Stored records:

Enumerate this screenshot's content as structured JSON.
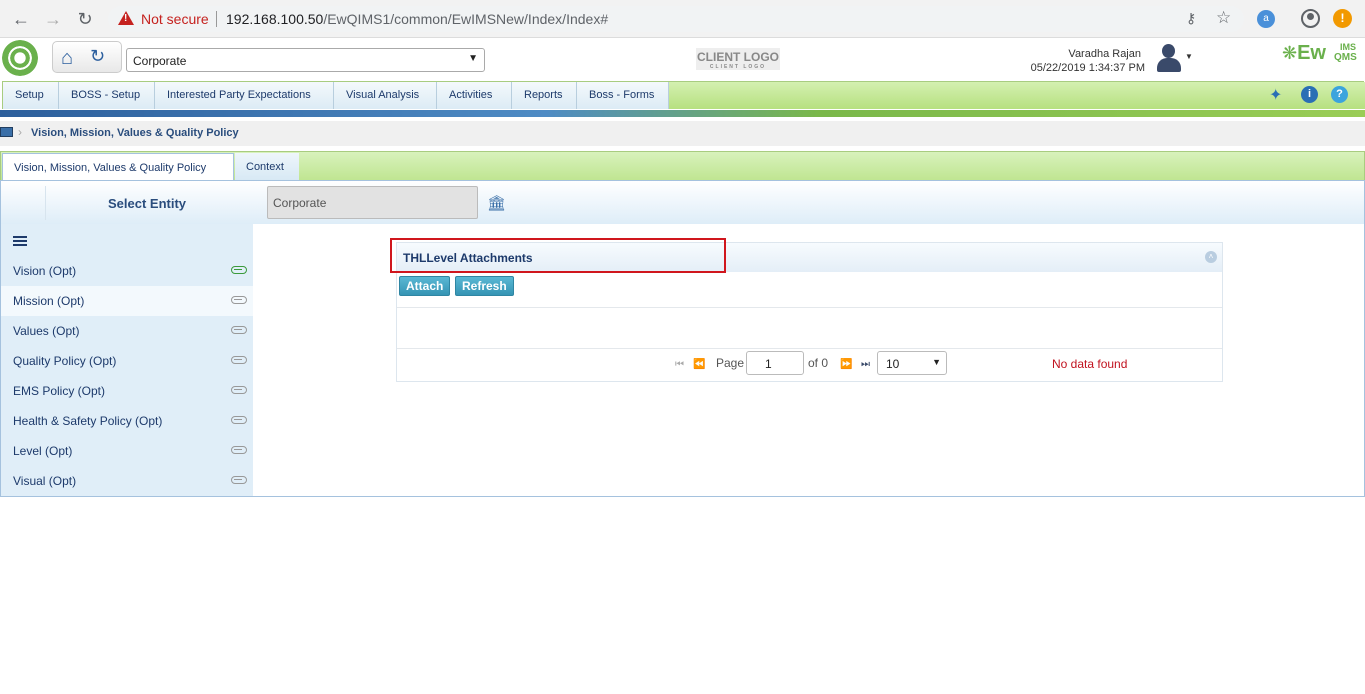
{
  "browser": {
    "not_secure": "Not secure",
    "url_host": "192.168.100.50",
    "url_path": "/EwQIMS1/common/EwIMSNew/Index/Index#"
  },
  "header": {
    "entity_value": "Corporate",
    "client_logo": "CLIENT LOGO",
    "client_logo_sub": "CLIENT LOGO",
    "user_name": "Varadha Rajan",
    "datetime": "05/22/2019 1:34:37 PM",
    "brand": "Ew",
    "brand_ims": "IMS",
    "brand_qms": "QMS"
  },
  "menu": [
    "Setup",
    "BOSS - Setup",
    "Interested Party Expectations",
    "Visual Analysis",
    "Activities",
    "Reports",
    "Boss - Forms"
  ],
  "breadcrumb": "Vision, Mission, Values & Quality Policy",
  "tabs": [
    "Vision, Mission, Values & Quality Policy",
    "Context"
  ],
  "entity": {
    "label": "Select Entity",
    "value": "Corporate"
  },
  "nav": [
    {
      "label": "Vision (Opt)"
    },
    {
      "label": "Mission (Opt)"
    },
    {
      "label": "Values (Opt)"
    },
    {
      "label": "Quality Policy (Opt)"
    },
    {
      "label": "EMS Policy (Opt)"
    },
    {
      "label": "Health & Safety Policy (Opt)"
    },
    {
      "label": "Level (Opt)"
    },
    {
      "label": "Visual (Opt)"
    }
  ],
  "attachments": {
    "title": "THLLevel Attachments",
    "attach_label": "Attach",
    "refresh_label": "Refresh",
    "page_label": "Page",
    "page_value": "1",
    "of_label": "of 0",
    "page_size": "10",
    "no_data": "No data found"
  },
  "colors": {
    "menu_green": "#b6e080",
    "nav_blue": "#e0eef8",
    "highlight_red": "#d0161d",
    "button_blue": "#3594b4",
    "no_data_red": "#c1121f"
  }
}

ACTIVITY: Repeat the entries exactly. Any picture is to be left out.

SOLUTION TO THE EXERCISE:
Enumerate this screenshot's content as structured JSON.
{
  "browser": {
    "not_secure": "Not secure",
    "url_host": "192.168.100.50",
    "url_path": "/EwQIMS1/common/EwIMSNew/Index/Index#"
  },
  "header": {
    "entity_value": "Corporate",
    "client_logo": "CLIENT LOGO",
    "client_logo_sub": "CLIENT LOGO",
    "user_name": "Varadha Rajan",
    "datetime": "05/22/2019 1:34:37 PM",
    "brand": "Ew",
    "brand_ims": "IMS",
    "brand_qms": "QMS"
  },
  "menu": [
    "Setup",
    "BOSS - Setup",
    "Interested Party Expectations",
    "Visual Analysis",
    "Activities",
    "Reports",
    "Boss - Forms"
  ],
  "breadcrumb": "Vision, Mission, Values & Quality Policy",
  "tabs": [
    "Vision, Mission, Values & Quality Policy",
    "Context"
  ],
  "entity": {
    "label": "Select Entity",
    "value": "Corporate"
  },
  "nav": [
    {
      "label": "Vision (Opt)"
    },
    {
      "label": "Mission (Opt)"
    },
    {
      "label": "Values (Opt)"
    },
    {
      "label": "Quality Policy (Opt)"
    },
    {
      "label": "EMS Policy (Opt)"
    },
    {
      "label": "Health & Safety Policy (Opt)"
    },
    {
      "label": "Level (Opt)"
    },
    {
      "label": "Visual (Opt)"
    }
  ],
  "attachments": {
    "title": "THLLevel Attachments",
    "attach_label": "Attach",
    "refresh_label": "Refresh",
    "page_label": "Page",
    "page_value": "1",
    "of_label": "of 0",
    "page_size": "10",
    "no_data": "No data found"
  },
  "colors": {
    "menu_green": "#b6e080",
    "nav_blue": "#e0eef8",
    "highlight_red": "#d0161d",
    "button_blue": "#3594b4",
    "no_data_red": "#c1121f"
  }
}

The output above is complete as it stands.